* Your goal
Please return the records below exactly as they appear, leaving every picture out.
*** Opening The data ***
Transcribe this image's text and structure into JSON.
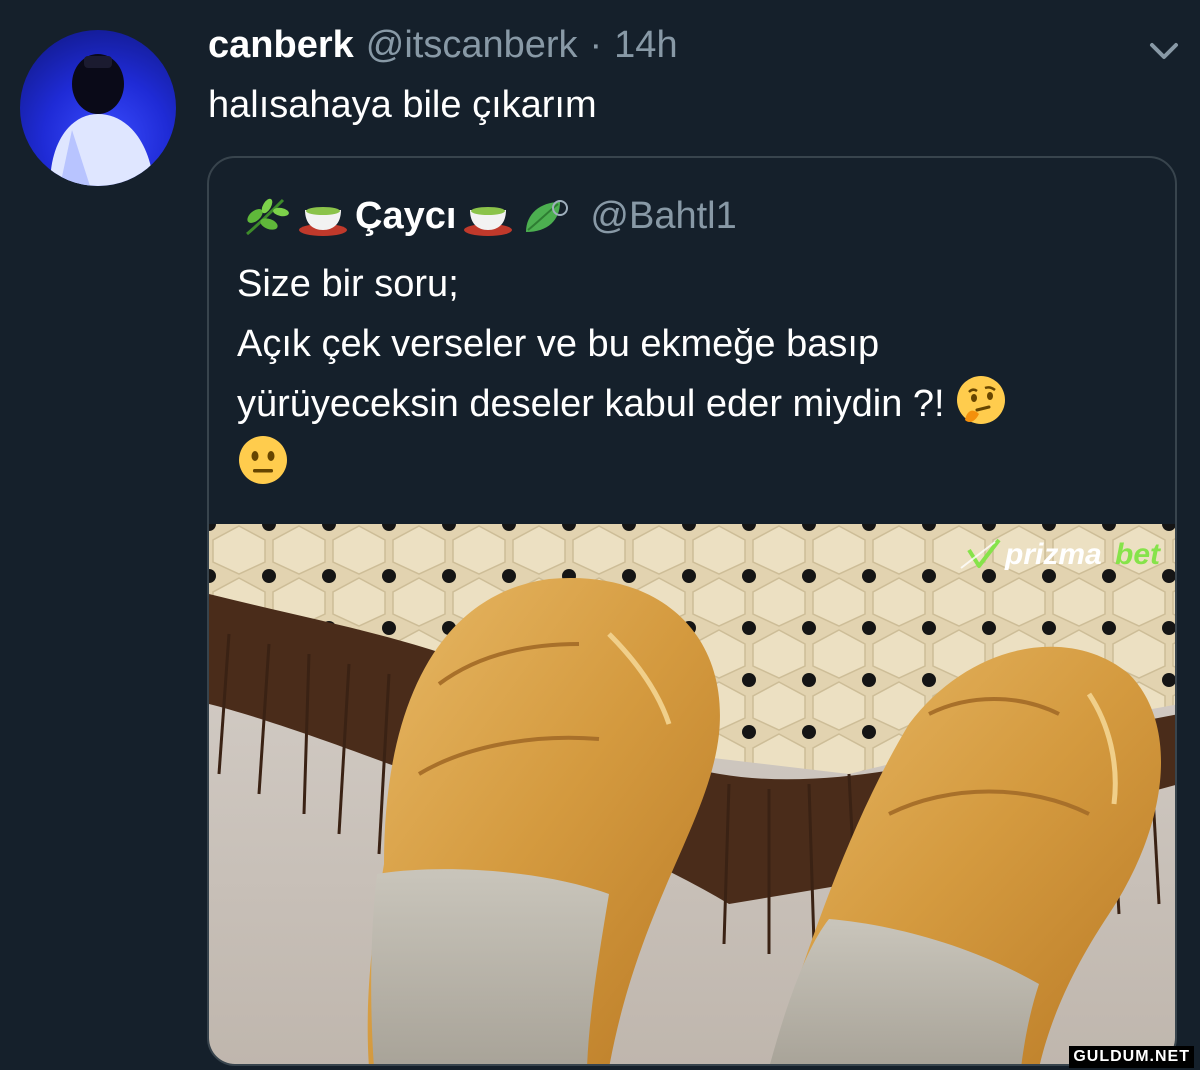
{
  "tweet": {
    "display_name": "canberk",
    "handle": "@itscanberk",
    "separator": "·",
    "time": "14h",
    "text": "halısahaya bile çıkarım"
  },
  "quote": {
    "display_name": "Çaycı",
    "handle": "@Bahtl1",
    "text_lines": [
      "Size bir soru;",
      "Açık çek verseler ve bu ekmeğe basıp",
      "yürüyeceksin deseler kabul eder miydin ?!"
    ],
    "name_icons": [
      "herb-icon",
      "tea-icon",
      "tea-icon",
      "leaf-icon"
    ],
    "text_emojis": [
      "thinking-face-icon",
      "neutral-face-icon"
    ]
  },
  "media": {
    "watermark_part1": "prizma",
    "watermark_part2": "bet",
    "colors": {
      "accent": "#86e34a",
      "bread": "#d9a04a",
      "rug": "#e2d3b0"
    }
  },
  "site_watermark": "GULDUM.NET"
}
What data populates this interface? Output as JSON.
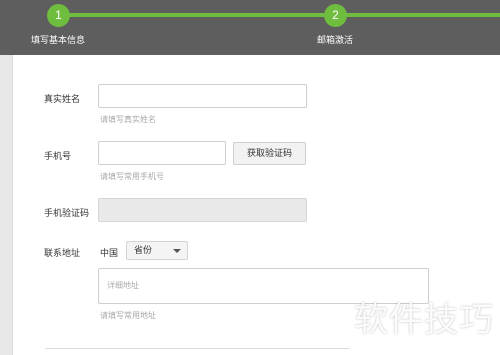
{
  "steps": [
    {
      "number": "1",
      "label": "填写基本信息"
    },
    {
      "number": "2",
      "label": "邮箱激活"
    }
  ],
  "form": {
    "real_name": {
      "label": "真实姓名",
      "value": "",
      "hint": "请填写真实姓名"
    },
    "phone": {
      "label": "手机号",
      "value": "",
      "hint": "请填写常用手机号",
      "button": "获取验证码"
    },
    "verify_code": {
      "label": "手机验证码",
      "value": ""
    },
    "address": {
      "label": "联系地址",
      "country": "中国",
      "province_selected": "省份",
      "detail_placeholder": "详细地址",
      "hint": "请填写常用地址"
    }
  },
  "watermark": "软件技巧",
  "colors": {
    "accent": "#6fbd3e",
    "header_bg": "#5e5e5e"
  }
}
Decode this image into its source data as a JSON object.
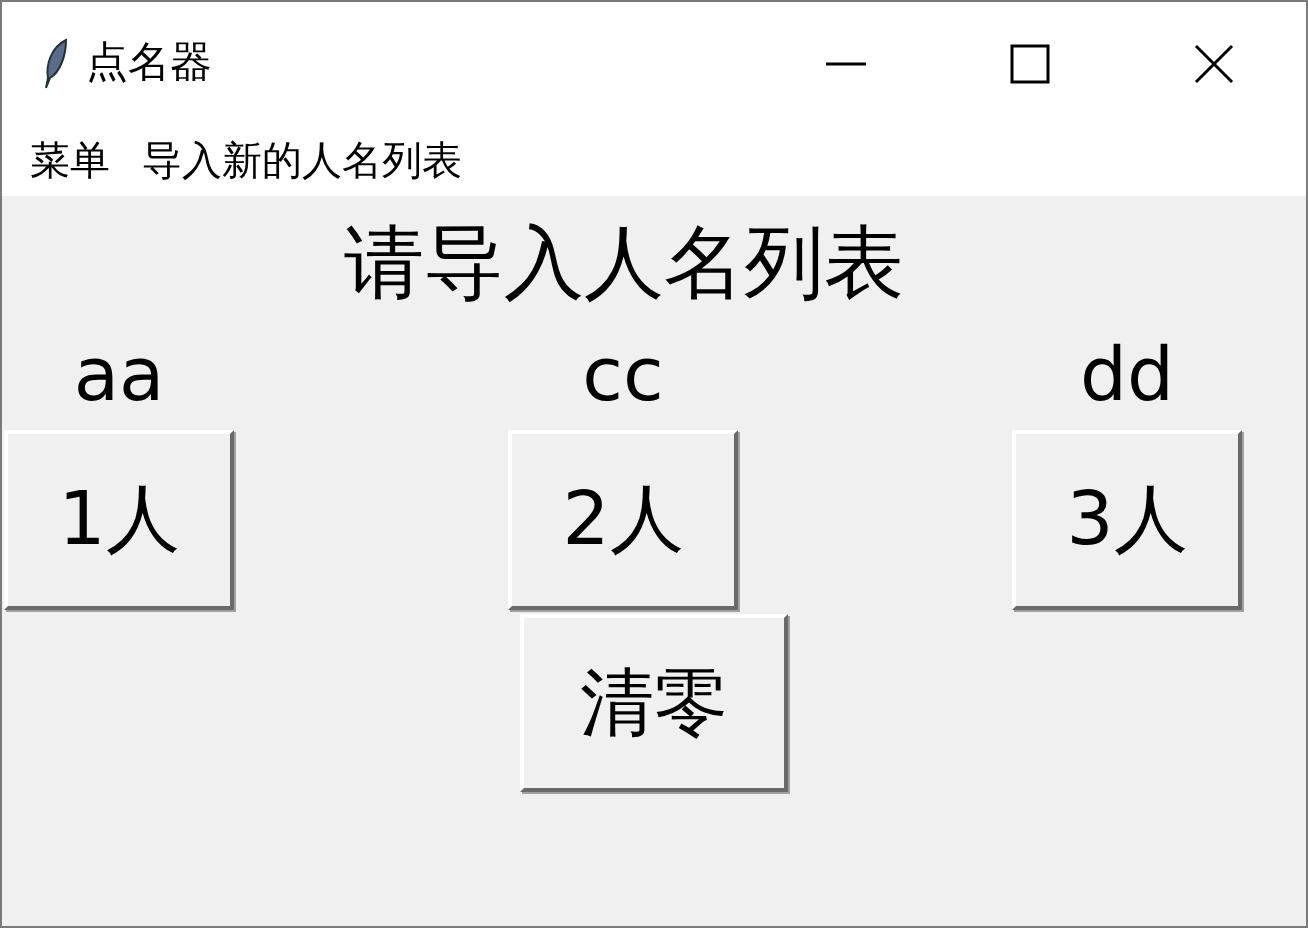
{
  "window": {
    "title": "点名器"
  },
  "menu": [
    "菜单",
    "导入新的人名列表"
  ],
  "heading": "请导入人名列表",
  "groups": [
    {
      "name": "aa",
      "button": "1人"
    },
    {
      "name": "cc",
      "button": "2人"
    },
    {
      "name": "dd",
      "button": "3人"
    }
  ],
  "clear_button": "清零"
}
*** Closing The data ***
* Solved exercise
Transcribe this image's text and structure into JSON.
{
  "tweet": {
    "display_name": "canberk",
    "handle": "@itscanberk",
    "separator": "·",
    "time": "14h",
    "text": "halısahaya bile çıkarım"
  },
  "quote": {
    "display_name": "Çaycı",
    "handle": "@Bahtl1",
    "text_lines": [
      "Size bir soru;",
      "Açık çek verseler ve bu ekmeğe basıp",
      "yürüyeceksin deseler kabul eder miydin ?!"
    ],
    "name_icons": [
      "herb-icon",
      "tea-icon",
      "tea-icon",
      "leaf-icon"
    ],
    "text_emojis": [
      "thinking-face-icon",
      "neutral-face-icon"
    ]
  },
  "media": {
    "watermark_part1": "prizma",
    "watermark_part2": "bet",
    "colors": {
      "accent": "#86e34a",
      "bread": "#d9a04a",
      "rug": "#e2d3b0"
    }
  },
  "site_watermark": "GULDUM.NET"
}
What data populates this interface? Output as JSON.
{
  "steps": [
    {
      "number": "1",
      "label": "填写基本信息"
    },
    {
      "number": "2",
      "label": "邮箱激活"
    }
  ],
  "form": {
    "real_name": {
      "label": "真实姓名",
      "value": "",
      "hint": "请填写真实姓名"
    },
    "phone": {
      "label": "手机号",
      "value": "",
      "hint": "请填写常用手机号",
      "button": "获取验证码"
    },
    "verify_code": {
      "label": "手机验证码",
      "value": ""
    },
    "address": {
      "label": "联系地址",
      "country": "中国",
      "province_selected": "省份",
      "detail_placeholder": "详细地址",
      "hint": "请填写常用地址"
    }
  },
  "watermark": "软件技巧",
  "colors": {
    "accent": "#6fbd3e",
    "header_bg": "#5e5e5e"
  }
}
Decode this image into its source data as a JSON object.
{
  "window": {
    "title": "点名器"
  },
  "menu": [
    "菜单",
    "导入新的人名列表"
  ],
  "heading": "请导入人名列表",
  "groups": [
    {
      "name": "aa",
      "button": "1人"
    },
    {
      "name": "cc",
      "button": "2人"
    },
    {
      "name": "dd",
      "button": "3人"
    }
  ],
  "clear_button": "清零"
}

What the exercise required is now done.